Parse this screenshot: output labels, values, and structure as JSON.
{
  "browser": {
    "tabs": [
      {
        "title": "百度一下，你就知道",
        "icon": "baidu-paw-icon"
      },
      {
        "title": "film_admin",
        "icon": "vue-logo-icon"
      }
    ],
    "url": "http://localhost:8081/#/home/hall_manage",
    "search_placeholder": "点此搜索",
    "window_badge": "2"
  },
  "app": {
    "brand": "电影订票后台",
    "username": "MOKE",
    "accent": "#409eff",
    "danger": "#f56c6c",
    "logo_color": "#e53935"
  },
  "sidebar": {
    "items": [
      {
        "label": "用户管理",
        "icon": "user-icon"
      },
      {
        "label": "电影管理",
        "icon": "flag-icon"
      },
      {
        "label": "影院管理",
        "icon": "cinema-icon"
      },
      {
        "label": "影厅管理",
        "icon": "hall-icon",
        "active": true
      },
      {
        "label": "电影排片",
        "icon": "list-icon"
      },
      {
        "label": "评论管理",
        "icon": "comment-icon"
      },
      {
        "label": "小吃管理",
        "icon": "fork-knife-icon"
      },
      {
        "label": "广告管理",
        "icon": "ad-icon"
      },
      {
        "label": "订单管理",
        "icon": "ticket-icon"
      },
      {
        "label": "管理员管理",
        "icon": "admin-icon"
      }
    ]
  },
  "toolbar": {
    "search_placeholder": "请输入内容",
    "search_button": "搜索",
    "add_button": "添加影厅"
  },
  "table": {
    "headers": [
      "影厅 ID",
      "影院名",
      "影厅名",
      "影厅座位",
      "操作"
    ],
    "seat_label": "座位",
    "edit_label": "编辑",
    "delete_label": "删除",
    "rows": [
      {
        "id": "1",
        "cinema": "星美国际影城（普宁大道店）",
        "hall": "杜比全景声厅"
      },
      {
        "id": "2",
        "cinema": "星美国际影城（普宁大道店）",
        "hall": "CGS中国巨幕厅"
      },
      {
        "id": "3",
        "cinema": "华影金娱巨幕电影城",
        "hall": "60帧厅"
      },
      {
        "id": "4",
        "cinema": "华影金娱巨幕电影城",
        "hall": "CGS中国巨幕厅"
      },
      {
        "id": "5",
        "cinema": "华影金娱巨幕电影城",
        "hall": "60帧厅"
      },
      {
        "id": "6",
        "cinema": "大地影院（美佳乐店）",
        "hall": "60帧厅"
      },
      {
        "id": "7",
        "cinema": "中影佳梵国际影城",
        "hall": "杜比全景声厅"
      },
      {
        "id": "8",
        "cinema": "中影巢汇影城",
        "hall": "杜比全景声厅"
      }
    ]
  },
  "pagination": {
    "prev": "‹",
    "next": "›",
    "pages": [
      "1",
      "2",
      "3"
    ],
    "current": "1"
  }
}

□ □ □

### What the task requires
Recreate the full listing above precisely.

### Exercise response
Parse this screenshot: output labels, values, and structure as JSON.
{
  "browser": {
    "tabs": [
      {
        "title": "百度一下，你就知道",
        "icon": "baidu-paw-icon"
      },
      {
        "title": "film_admin",
        "icon": "vue-logo-icon"
      }
    ],
    "url": "http://localhost:8081/#/home/hall_manage",
    "search_placeholder": "点此搜索",
    "window_badge": "2"
  },
  "app": {
    "brand": "电影订票后台",
    "username": "MOKE",
    "accent": "#409eff",
    "danger": "#f56c6c",
    "logo_color": "#e53935"
  },
  "sidebar": {
    "items": [
      {
        "label": "用户管理",
        "icon": "user-icon"
      },
      {
        "label": "电影管理",
        "icon": "flag-icon"
      },
      {
        "label": "影院管理",
        "icon": "cinema-icon"
      },
      {
        "label": "影厅管理",
        "icon": "hall-icon",
        "active": true
      },
      {
        "label": "电影排片",
        "icon": "list-icon"
      },
      {
        "label": "评论管理",
        "icon": "comment-icon"
      },
      {
        "label": "小吃管理",
        "icon": "fork-knife-icon"
      },
      {
        "label": "广告管理",
        "icon": "ad-icon"
      },
      {
        "label": "订单管理",
        "icon": "ticket-icon"
      },
      {
        "label": "管理员管理",
        "icon": "admin-icon"
      }
    ]
  },
  "toolbar": {
    "search_placeholder": "请输入内容",
    "search_button": "搜索",
    "add_button": "添加影厅"
  },
  "table": {
    "headers": [
      "影厅 ID",
      "影院名",
      "影厅名",
      "影厅座位",
      "操作"
    ],
    "seat_label": "座位",
    "edit_label": "编辑",
    "delete_label": "删除",
    "rows": [
      {
        "id": "1",
        "cinema": "星美国际影城（普宁大道店）",
        "hall": "杜比全景声厅"
      },
      {
        "id": "2",
        "cinema": "星美国际影城（普宁大道店）",
        "hall": "CGS中国巨幕厅"
      },
      {
        "id": "3",
        "cinema": "华影金娱巨幕电影城",
        "hall": "60帧厅"
      },
      {
        "id": "4",
        "cinema": "华影金娱巨幕电影城",
        "hall": "CGS中国巨幕厅"
      },
      {
        "id": "5",
        "cinema": "华影金娱巨幕电影城",
        "hall": "60帧厅"
      },
      {
        "id": "6",
        "cinema": "大地影院（美佳乐店）",
        "hall": "60帧厅"
      },
      {
        "id": "7",
        "cinema": "中影佳梵国际影城",
        "hall": "杜比全景声厅"
      },
      {
        "id": "8",
        "cinema": "中影巢汇影城",
        "hall": "杜比全景声厅"
      }
    ]
  },
  "pagination": {
    "prev": "‹",
    "next": "›",
    "pages": [
      "1",
      "2",
      "3"
    ],
    "current": "1"
  }
}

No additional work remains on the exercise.